Just today I was talking with a friend who is a printmaker and graphic artist about how good creative challenges can be. Contests for playwrights, photography competitions, haiku contests, etc. No matter how creative you are, a little jump start from an exterior direction can light a new fire. For me, blogging has been like that. I LOVE using mostly original artwork herein, and making the connection between whatever it is I want to say and whatever graphic I can provide. Often, I begin writing without really knowing where it will take me. I like jumping in. I like deciding whether a book I'm reading is one I want to write about. I enjoy revision. Joking around, I like to say I was born to blog! Maybe everyone feels that way?

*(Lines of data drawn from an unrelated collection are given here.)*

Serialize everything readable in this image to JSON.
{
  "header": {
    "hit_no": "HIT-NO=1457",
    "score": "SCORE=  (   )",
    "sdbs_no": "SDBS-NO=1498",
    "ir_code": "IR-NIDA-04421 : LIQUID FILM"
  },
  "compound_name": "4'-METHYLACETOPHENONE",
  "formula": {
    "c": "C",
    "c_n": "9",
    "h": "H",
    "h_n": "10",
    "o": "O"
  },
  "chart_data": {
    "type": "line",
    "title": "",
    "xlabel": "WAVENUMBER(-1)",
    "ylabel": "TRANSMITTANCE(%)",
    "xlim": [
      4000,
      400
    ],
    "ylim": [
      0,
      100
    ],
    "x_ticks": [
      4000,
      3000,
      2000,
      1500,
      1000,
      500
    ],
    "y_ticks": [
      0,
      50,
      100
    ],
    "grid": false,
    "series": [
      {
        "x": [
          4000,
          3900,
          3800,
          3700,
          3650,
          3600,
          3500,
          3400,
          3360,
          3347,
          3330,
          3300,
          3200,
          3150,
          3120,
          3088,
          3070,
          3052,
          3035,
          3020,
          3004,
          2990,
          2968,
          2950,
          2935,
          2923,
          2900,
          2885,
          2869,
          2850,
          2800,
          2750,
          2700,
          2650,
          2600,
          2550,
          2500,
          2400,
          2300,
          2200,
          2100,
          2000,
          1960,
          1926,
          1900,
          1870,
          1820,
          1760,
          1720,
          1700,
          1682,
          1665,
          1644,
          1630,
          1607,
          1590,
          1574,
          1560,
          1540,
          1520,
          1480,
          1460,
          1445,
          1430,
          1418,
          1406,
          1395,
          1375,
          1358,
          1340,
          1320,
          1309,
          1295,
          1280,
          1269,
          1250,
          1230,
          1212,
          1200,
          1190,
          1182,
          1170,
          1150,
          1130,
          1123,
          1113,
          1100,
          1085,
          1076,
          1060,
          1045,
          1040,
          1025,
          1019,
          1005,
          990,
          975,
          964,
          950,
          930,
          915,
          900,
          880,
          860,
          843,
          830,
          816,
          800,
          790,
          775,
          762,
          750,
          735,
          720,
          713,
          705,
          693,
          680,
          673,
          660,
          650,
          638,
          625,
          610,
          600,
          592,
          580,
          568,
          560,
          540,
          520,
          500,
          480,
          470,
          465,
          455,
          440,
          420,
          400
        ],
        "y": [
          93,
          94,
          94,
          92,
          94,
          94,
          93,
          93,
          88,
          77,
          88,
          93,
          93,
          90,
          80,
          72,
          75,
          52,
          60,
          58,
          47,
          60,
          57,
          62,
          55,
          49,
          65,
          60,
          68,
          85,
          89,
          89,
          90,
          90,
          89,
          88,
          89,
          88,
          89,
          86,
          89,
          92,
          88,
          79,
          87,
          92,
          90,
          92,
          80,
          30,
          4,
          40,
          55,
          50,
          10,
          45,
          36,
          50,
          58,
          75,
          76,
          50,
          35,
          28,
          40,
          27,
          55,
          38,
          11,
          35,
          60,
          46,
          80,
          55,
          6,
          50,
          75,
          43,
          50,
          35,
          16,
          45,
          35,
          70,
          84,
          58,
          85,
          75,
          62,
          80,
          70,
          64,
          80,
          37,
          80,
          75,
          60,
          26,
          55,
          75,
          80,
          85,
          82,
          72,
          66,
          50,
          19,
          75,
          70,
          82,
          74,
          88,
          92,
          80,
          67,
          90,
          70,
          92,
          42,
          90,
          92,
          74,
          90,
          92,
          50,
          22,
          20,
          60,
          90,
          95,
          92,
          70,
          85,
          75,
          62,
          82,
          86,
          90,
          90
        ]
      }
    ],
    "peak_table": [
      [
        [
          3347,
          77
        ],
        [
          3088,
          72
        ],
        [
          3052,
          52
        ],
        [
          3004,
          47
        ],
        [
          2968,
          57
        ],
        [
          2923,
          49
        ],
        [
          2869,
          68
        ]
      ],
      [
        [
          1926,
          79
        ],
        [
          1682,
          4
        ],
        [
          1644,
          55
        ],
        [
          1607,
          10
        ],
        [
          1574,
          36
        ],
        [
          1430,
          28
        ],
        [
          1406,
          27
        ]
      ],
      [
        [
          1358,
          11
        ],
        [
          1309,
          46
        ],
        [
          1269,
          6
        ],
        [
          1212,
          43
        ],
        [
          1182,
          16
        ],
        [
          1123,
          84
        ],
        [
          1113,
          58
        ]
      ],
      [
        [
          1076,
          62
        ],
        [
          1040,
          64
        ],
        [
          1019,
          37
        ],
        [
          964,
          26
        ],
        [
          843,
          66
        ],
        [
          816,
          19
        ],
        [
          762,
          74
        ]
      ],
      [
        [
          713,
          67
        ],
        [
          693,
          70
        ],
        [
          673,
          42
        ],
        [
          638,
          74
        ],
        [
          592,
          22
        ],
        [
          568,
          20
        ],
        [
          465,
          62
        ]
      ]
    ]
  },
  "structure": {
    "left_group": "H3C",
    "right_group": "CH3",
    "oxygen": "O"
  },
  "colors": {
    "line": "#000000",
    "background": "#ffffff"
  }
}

I've been reading Emma by Jane Austen for book group and have decided she's not my favorite author. I can't seem to get into Emma's mannerly drawing room doings. Oddly, I fathomed some resemblance to the Seinfield tv show: not much happens in either world. Well, there is a lot of fuss over who's dating who. Both are microcosmic social comedies. They matter to somebody. They matter to readers or viewers who can relate to that milieu. But I like Seinfield better, perhaps only because I have connections to Manhattan and it is set in my century, or at least the one I was born into. Yet I am fascinated by the facts of Jane Austen's (short) life. She had no relationships with other writers, lived fairly simply, and remained a spinster. Many of her novels were published without her name on their covers. Clearly she had the major drive and passion required for serious art. Jane Austen was a woman ahead of her time.
I plan to continue with this blog, and keep it loosely related to my work as a public librarian and reader's advisor. I have only two or three years left till retirement. What else can I learn about web skills, libraries, books, authors, writing, art, etc. that might make for good content? How grateful I am to have this opportunity, this license to blog. Onward through the blogosphere!

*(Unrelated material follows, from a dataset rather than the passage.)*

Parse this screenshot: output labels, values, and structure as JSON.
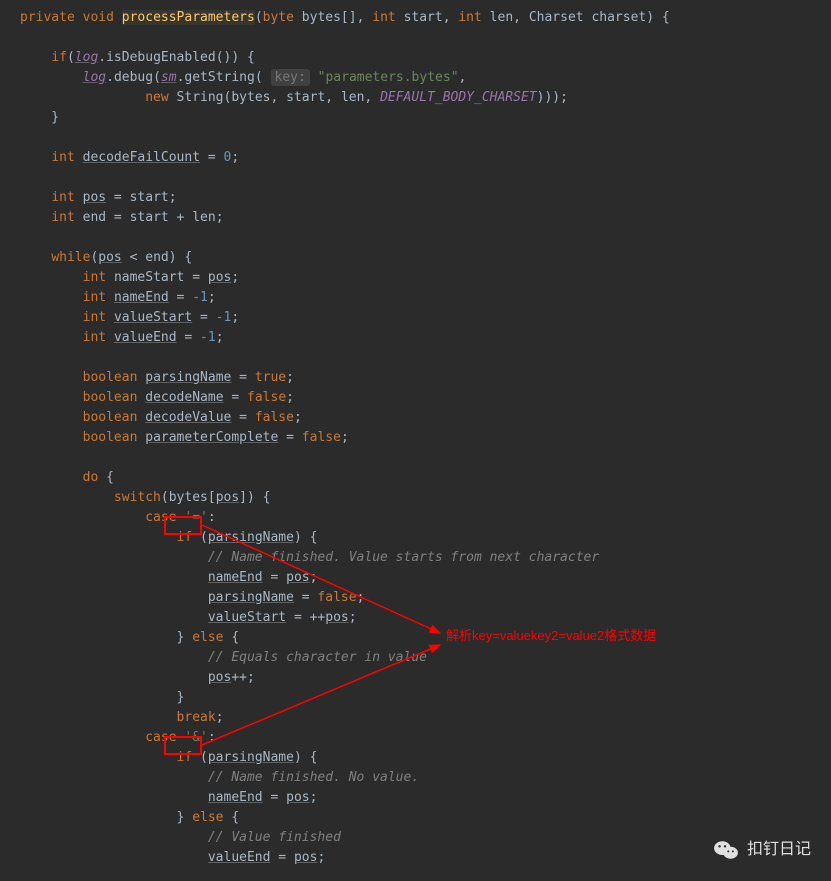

Quotation: People need a false world because the real one is intolerable. It's the lesson of all literature since the Greeks. As T S Eliot put it, humankind can not stand very much reality. Hence we have religion, art, higher education. - Paul Fussell, Psychology Today, August 1998.